“The gravitational interactions are particularly interesting, because whenever you have three bodies interacting, two often become more tightly bound while the third gets a “kick,” potentially ejecting it. This is how we use planets to assist spacecrafts in their journey towards the outer Solar System, and the same principle can allow gas clouds to be ejected from our own galaxy. In one very particular, peculiar case, however, a gas cloud in our own galaxy almost got kicked out, but not quite.”

Give a planet a kick, and it goes into a more distant orbit around our star.

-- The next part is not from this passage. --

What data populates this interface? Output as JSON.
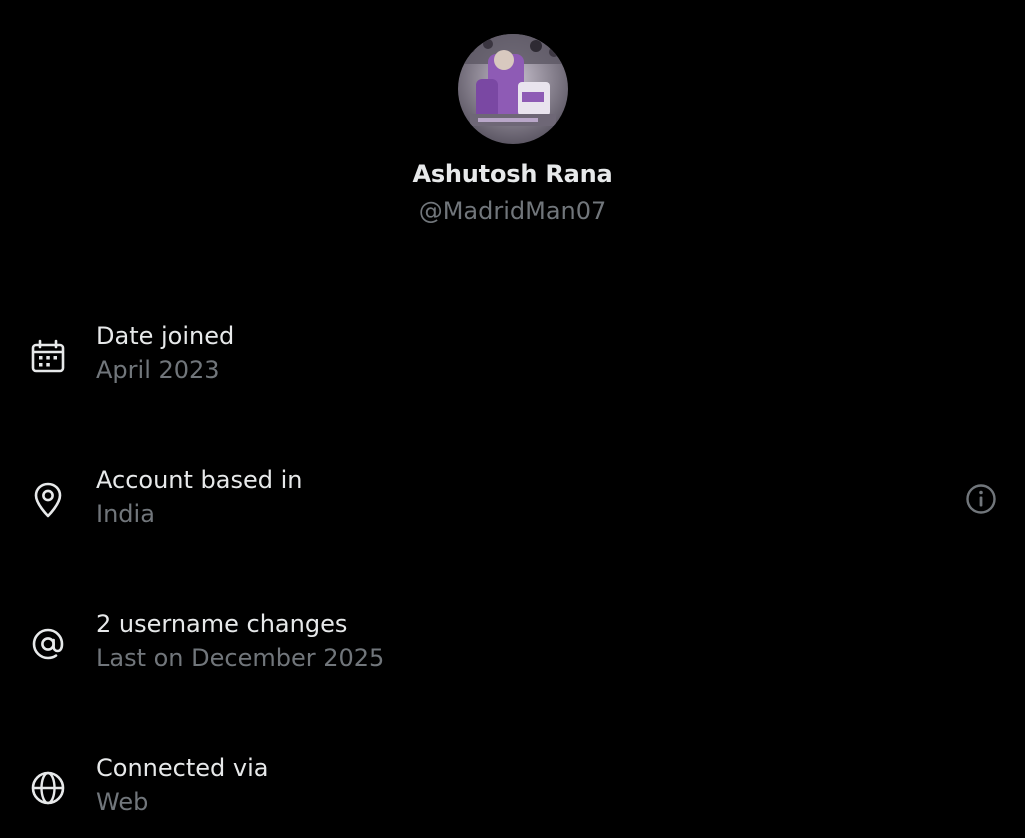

Give it a hard enough kick, and it will reach escape velocity, leaving our Solar System forever. But if you gave it an almost hard enough kick, it would travel extremely far from the Sun, but it would eventually boomerang back towards the inner Solar System, with potentially disastrous, disruptive consequences. This applies to any system (not just the Solar System), including our own galaxy. In the Milky Way’s outskirts, there are high-velocity gas clouds, including one — the Smith Cloud — that’s moving towards us at a breakneck pace. Thanks to data from the Hubble Space Telescope, Andrew Fox and his team have just uncovered that this cloud came from our Milky Way, was almost ejected into intergalactic space, but is now on its way back, where in 30 million years it will collide with our galactic disk. The 11,000 light year-long cloud is expected to produce over 2 million new stars when it does.